[Dataset rows for apps and sites]
────
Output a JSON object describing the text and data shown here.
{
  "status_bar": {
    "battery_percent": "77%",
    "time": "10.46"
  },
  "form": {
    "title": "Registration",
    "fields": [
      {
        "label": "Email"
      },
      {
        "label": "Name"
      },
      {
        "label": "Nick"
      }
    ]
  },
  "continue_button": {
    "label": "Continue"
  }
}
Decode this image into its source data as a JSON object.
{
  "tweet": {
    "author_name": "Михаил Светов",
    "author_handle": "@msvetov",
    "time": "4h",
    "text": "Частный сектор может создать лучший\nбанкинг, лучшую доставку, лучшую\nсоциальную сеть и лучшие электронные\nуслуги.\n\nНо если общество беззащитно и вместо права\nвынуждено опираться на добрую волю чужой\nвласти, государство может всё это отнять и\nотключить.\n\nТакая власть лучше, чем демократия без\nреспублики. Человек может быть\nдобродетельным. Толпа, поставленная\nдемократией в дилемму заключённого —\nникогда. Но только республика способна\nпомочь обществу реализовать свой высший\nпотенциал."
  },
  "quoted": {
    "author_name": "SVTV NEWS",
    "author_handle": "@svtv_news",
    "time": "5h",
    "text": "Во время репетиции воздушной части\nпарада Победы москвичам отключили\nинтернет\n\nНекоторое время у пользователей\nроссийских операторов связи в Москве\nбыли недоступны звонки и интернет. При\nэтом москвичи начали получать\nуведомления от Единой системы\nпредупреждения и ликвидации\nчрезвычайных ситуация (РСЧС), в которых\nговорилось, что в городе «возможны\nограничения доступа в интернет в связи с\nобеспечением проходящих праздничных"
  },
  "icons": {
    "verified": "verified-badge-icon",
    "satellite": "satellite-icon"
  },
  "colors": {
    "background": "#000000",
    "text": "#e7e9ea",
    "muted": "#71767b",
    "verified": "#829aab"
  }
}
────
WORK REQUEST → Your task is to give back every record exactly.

SOLUTION TO THE EXERCISE →
Output a JSON object describing the text and data shown here.
{
  "status_bar": {
    "battery_percent": "77%",
    "time": "10.46"
  },
  "form": {
    "title": "Registration",
    "fields": [
      {
        "label": "Email"
      },
      {
        "label": "Name"
      },
      {
        "label": "Nick"
      }
    ]
  },
  "continue_button": {
    "label": "Continue"
  }
}
Decode this image into its source data as a JSON object.
{
  "tweet": {
    "author_name": "Михаил Светов",
    "author_handle": "@msvetov",
    "time": "4h",
    "text": "Частный сектор может создать лучший\nбанкинг, лучшую доставку, лучшую\nсоциальную сеть и лучшие электронные\nуслуги.\n\nНо если общество беззащитно и вместо права\nвынуждено опираться на добрую волю чужой\nвласти, государство может всё это отнять и\nотключить.\n\nТакая власть лучше, чем демократия без\nреспублики. Человек может быть\nдобродетельным. Толпа, поставленная\nдемократией в дилемму заключённого —\nникогда. Но только республика способна\nпомочь обществу реализовать свой высший\nпотенциал."
  },
  "quoted": {
    "author_name": "SVTV NEWS",
    "author_handle": "@svtv_news",
    "time": "5h",
    "text": "Во время репетиции воздушной части\nпарада Победы москвичам отключили\nинтернет\n\nНекоторое время у пользователей\nроссийских операторов связи в Москве\nбыли недоступны звонки и интернет. При\nэтом москвичи начали получать\nуведомления от Единой системы\nпредупреждения и ликвидации\nчрезвычайных ситуация (РСЧС), в которых\nговорилось, что в городе «возможны\nограничения доступа в интернет в связи с\nобеспечением проходящих праздничных"
  },
  "icons": {
    "verified": "verified-badge-icon",
    "satellite": "satellite-icon"
  },
  "colors": {
    "background": "#000000",
    "text": "#e7e9ea",
    "muted": "#71767b",
    "verified": "#829aab"
  }
}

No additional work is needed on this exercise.